**Brief**
Write the data out again, character for character, with no images.

[Entries from a dataset of interfaces]
______________________________

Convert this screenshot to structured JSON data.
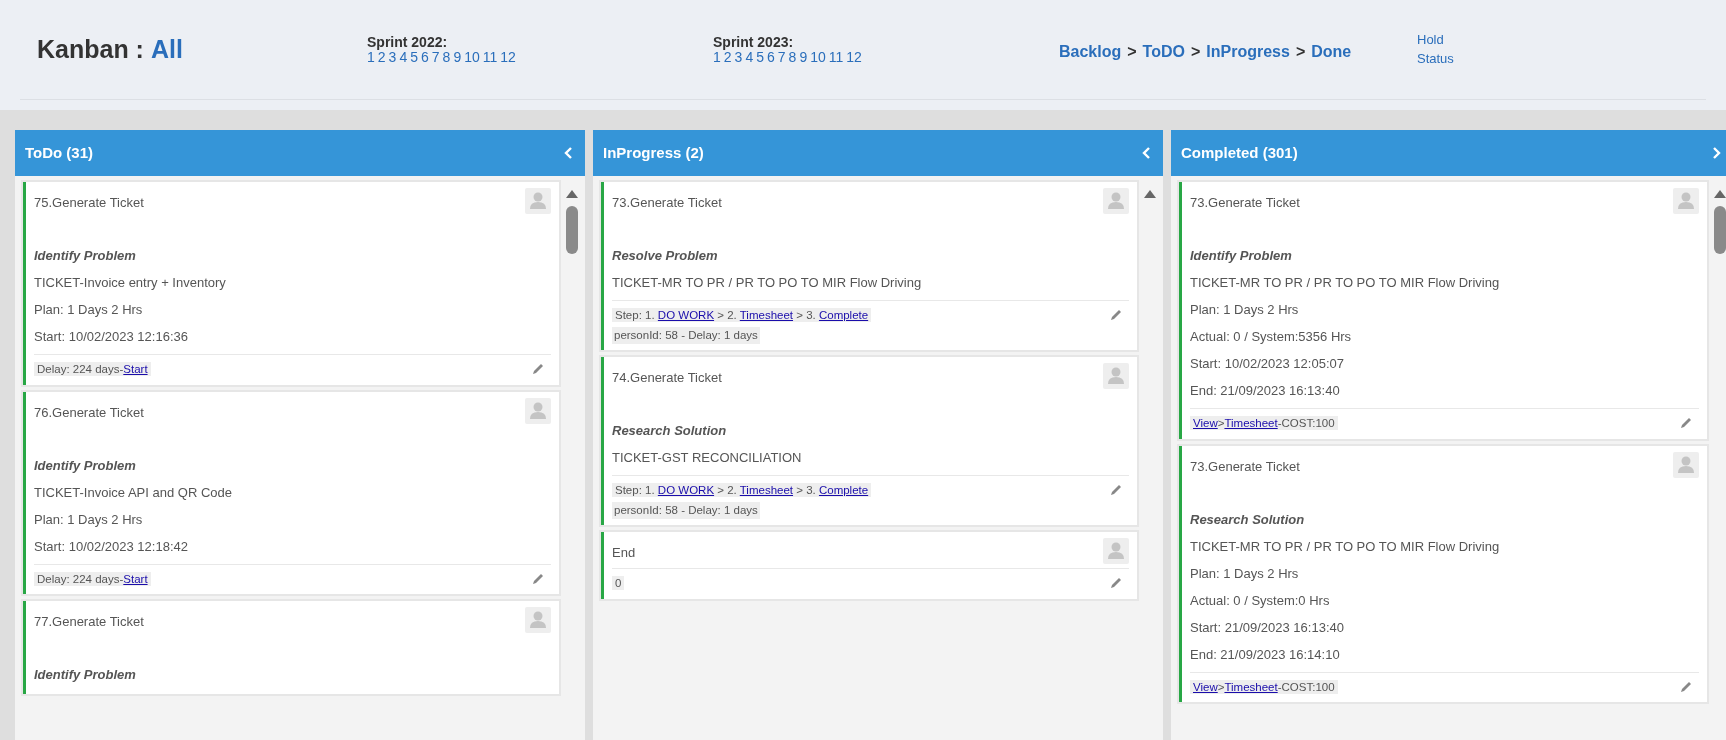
{
  "header": {
    "title": "Kanban :",
    "filter": "All",
    "sprints": [
      {
        "label": "Sprint 2022:",
        "numbers": [
          "1",
          "2",
          "3",
          "4",
          "5",
          "6",
          "7",
          "8",
          "9",
          "10",
          "11",
          "12"
        ]
      },
      {
        "label": "Sprint 2023:",
        "numbers": [
          "1",
          "2",
          "3",
          "4",
          "5",
          "6",
          "7",
          "8",
          "9",
          "10",
          "11",
          "12"
        ]
      }
    ],
    "workflow": [
      {
        "text": "Backlog",
        "kind": "link"
      },
      {
        "text": ">",
        "kind": "separator"
      },
      {
        "text": "ToDO",
        "kind": "link"
      },
      {
        "text": ">",
        "kind": "separator"
      },
      {
        "text": "InProgress",
        "kind": "link"
      },
      {
        "text": ">",
        "kind": "separator"
      },
      {
        "text": "Done",
        "kind": "link"
      }
    ],
    "extra_links": [
      "Hold",
      "Status"
    ]
  },
  "columns": [
    {
      "title": "ToDo (31)",
      "chevron_right": false,
      "scrollable": true,
      "cards": [
        {
          "title": "75.Generate Ticket",
          "stage": "Identify Problem",
          "lines": [
            "TICKET-Invoice entry + Inventory",
            "Plan: 1 Days 2 Hrs",
            "Start: 10/02/2023 12:16:36"
          ],
          "footer": [
            {
              "text": "Delay: 224 days-",
              "kind": "text"
            },
            {
              "text": "Start",
              "kind": "link"
            }
          ]
        },
        {
          "title": "76.Generate Ticket",
          "stage": "Identify Problem",
          "lines": [
            "TICKET-Invoice API and QR Code",
            "Plan: 1 Days 2 Hrs",
            "Start: 10/02/2023 12:18:42"
          ],
          "footer": [
            {
              "text": "Delay: 224 days-",
              "kind": "text"
            },
            {
              "text": "Start",
              "kind": "link"
            }
          ]
        },
        {
          "title": "77.Generate Ticket",
          "stage": "Identify Problem"
        }
      ]
    },
    {
      "title": "InProgress (2)",
      "chevron_right": false,
      "scrollable": false,
      "cards": [
        {
          "title": "73.Generate Ticket",
          "stage": "Resolve Problem",
          "lines": [
            "TICKET-MR TO PR / PR TO PO TO MIR Flow Driving"
          ],
          "footer": [
            {
              "text": "Step: 1. ",
              "kind": "text"
            },
            {
              "text": "DO WORK",
              "kind": "link"
            },
            {
              "text": " > 2. ",
              "kind": "text"
            },
            {
              "text": "Timesheet",
              "kind": "link"
            },
            {
              "text": " > 3. ",
              "kind": "text"
            },
            {
              "text": "Complete",
              "kind": "link"
            }
          ],
          "note": "personId: 58 - Delay: 1 days"
        },
        {
          "title": "74.Generate Ticket",
          "stage": "Research Solution",
          "lines": [
            "TICKET-GST RECONCILIATION"
          ],
          "footer": [
            {
              "text": "Step: 1. ",
              "kind": "text"
            },
            {
              "text": "DO WORK",
              "kind": "link"
            },
            {
              "text": " > 2. ",
              "kind": "text"
            },
            {
              "text": "Timesheet",
              "kind": "link"
            },
            {
              "text": " > 3. ",
              "kind": "text"
            },
            {
              "text": "Complete",
              "kind": "link"
            }
          ],
          "note": "personId: 58 - Delay: 1 days"
        },
        {
          "title": "End",
          "footer": [
            {
              "text": "0",
              "kind": "text"
            }
          ]
        }
      ]
    },
    {
      "title": "Completed (301)",
      "chevron_right": true,
      "scrollable": true,
      "cards": [
        {
          "title": "73.Generate Ticket",
          "stage": "Identify Problem",
          "lines": [
            "TICKET-MR TO PR / PR TO PO TO MIR Flow Driving",
            "Plan: 1 Days 2 Hrs",
            "Actual: 0 / System:5356 Hrs",
            "Start: 10/02/2023 12:05:07",
            "End: 21/09/2023 16:13:40"
          ],
          "footer": [
            {
              "text": "View",
              "kind": "link"
            },
            {
              "text": ">",
              "kind": "text"
            },
            {
              "text": "Timesheet",
              "kind": "link"
            },
            {
              "text": "-COST:100",
              "kind": "text"
            }
          ]
        },
        {
          "title": "73.Generate Ticket",
          "stage": "Research Solution",
          "lines": [
            "TICKET-MR TO PR / PR TO PO TO MIR Flow Driving",
            "Plan: 1 Days 2 Hrs",
            "Actual: 0 / System:0 Hrs",
            "Start: 21/09/2023 16:13:40",
            "End: 21/09/2023 16:14:10"
          ],
          "footer": [
            {
              "text": "View",
              "kind": "link"
            },
            {
              "text": ">",
              "kind": "text"
            },
            {
              "text": "Timesheet",
              "kind": "link"
            },
            {
              "text": "-COST:100",
              "kind": "text"
            }
          ]
        }
      ]
    }
  ]
}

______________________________

**Result below**
Convert this screenshot to structured JSON data.
{
  "header": {
    "title": "Kanban :",
    "filter": "All",
    "sprints": [
      {
        "label": "Sprint 2022:",
        "numbers": [
          "1",
          "2",
          "3",
          "4",
          "5",
          "6",
          "7",
          "8",
          "9",
          "10",
          "11",
          "12"
        ]
      },
      {
        "label": "Sprint 2023:",
        "numbers": [
          "1",
          "2",
          "3",
          "4",
          "5",
          "6",
          "7",
          "8",
          "9",
          "10",
          "11",
          "12"
        ]
      }
    ],
    "workflow": [
      {
        "text": "Backlog",
        "kind": "link"
      },
      {
        "text": ">",
        "kind": "separator"
      },
      {
        "text": "ToDO",
        "kind": "link"
      },
      {
        "text": ">",
        "kind": "separator"
      },
      {
        "text": "InProgress",
        "kind": "link"
      },
      {
        "text": ">",
        "kind": "separator"
      },
      {
        "text": "Done",
        "kind": "link"
      }
    ],
    "extra_links": [
      "Hold",
      "Status"
    ]
  },
  "columns": [
    {
      "title": "ToDo (31)",
      "chevron_right": false,
      "scrollable": true,
      "cards": [
        {
          "title": "75.Generate Ticket",
          "stage": "Identify Problem",
          "lines": [
            "TICKET-Invoice entry + Inventory",
            "Plan: 1 Days 2 Hrs",
            "Start: 10/02/2023 12:16:36"
          ],
          "footer": [
            {
              "text": "Delay: 224 days-",
              "kind": "text"
            },
            {
              "text": "Start",
              "kind": "link"
            }
          ]
        },
        {
          "title": "76.Generate Ticket",
          "stage": "Identify Problem",
          "lines": [
            "TICKET-Invoice API and QR Code",
            "Plan: 1 Days 2 Hrs",
            "Start: 10/02/2023 12:18:42"
          ],
          "footer": [
            {
              "text": "Delay: 224 days-",
              "kind": "text"
            },
            {
              "text": "Start",
              "kind": "link"
            }
          ]
        },
        {
          "title": "77.Generate Ticket",
          "stage": "Identify Problem"
        }
      ]
    },
    {
      "title": "InProgress (2)",
      "chevron_right": false,
      "scrollable": false,
      "cards": [
        {
          "title": "73.Generate Ticket",
          "stage": "Resolve Problem",
          "lines": [
            "TICKET-MR TO PR / PR TO PO TO MIR Flow Driving"
          ],
          "footer": [
            {
              "text": "Step: 1. ",
              "kind": "text"
            },
            {
              "text": "DO WORK",
              "kind": "link"
            },
            {
              "text": " > 2. ",
              "kind": "text"
            },
            {
              "text": "Timesheet",
              "kind": "link"
            },
            {
              "text": " > 3. ",
              "kind": "text"
            },
            {
              "text": "Complete",
              "kind": "link"
            }
          ],
          "note": "personId: 58 - Delay: 1 days"
        },
        {
          "title": "74.Generate Ticket",
          "stage": "Research Solution",
          "lines": [
            "TICKET-GST RECONCILIATION"
          ],
          "footer": [
            {
              "text": "Step: 1. ",
              "kind": "text"
            },
            {
              "text": "DO WORK",
              "kind": "link"
            },
            {
              "text": " > 2. ",
              "kind": "text"
            },
            {
              "text": "Timesheet",
              "kind": "link"
            },
            {
              "text": " > 3. ",
              "kind": "text"
            },
            {
              "text": "Complete",
              "kind": "link"
            }
          ],
          "note": "personId: 58 - Delay: 1 days"
        },
        {
          "title": "End",
          "footer": [
            {
              "text": "0",
              "kind": "text"
            }
          ]
        }
      ]
    },
    {
      "title": "Completed (301)",
      "chevron_right": true,
      "scrollable": true,
      "cards": [
        {
          "title": "73.Generate Ticket",
          "stage": "Identify Problem",
          "lines": [
            "TICKET-MR TO PR / PR TO PO TO MIR Flow Driving",
            "Plan: 1 Days 2 Hrs",
            "Actual: 0 / System:5356 Hrs",
            "Start: 10/02/2023 12:05:07",
            "End: 21/09/2023 16:13:40"
          ],
          "footer": [
            {
              "text": "View",
              "kind": "link"
            },
            {
              "text": ">",
              "kind": "text"
            },
            {
              "text": "Timesheet",
              "kind": "link"
            },
            {
              "text": "-COST:100",
              "kind": "text"
            }
          ]
        },
        {
          "title": "73.Generate Ticket",
          "stage": "Research Solution",
          "lines": [
            "TICKET-MR TO PR / PR TO PO TO MIR Flow Driving",
            "Plan: 1 Days 2 Hrs",
            "Actual: 0 / System:0 Hrs",
            "Start: 21/09/2023 16:13:40",
            "End: 21/09/2023 16:14:10"
          ],
          "footer": [
            {
              "text": "View",
              "kind": "link"
            },
            {
              "text": ">",
              "kind": "text"
            },
            {
              "text": "Timesheet",
              "kind": "link"
            },
            {
              "text": "-COST:100",
              "kind": "text"
            }
          ]
        }
      ]
    }
  ]
}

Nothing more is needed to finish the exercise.